> **Task description**
Report all lines of the data below that hold the word "student".

*** Opening Exercise material ***

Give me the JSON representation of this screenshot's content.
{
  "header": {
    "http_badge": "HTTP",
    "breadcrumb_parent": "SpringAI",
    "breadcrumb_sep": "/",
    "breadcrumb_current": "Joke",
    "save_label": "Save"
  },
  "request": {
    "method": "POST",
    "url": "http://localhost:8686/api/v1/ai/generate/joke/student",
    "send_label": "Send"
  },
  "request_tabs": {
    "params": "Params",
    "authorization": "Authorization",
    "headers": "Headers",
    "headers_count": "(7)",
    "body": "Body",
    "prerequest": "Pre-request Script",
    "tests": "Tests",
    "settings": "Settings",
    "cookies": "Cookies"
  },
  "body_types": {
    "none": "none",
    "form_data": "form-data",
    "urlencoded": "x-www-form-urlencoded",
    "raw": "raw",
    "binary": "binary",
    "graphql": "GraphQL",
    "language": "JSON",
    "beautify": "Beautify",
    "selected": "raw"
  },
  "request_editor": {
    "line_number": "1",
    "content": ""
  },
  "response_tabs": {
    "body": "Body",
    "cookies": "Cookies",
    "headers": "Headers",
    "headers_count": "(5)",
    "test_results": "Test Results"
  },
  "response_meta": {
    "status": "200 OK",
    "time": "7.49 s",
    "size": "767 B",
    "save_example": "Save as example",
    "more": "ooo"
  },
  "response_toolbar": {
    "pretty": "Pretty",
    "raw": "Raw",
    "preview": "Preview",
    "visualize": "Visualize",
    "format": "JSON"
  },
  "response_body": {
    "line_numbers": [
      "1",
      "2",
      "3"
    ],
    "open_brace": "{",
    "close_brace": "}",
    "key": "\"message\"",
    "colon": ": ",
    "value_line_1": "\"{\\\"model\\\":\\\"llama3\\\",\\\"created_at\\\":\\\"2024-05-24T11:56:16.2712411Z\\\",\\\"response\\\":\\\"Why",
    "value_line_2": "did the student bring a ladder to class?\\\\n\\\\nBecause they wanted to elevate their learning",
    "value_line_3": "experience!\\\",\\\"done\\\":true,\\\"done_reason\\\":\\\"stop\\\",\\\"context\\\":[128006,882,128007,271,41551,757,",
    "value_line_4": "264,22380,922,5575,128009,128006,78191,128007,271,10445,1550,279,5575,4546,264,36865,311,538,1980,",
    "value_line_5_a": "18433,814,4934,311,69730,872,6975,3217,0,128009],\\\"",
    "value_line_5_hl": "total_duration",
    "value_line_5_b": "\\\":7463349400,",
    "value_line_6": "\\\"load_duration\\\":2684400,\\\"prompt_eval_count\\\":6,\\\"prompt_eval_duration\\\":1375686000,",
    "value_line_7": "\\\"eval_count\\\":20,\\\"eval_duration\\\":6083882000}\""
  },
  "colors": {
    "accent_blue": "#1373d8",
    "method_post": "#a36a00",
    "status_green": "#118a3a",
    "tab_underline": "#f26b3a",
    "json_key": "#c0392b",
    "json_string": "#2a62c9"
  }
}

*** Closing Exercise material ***

> **Exercise answer**
    "url": "http://localhost:8686/api/v1/ai/generate/joke/student",
    "value_line_2": "did the student bring a ladder to class?\\\\n\\\\nBecause they wanted to elevate their learning",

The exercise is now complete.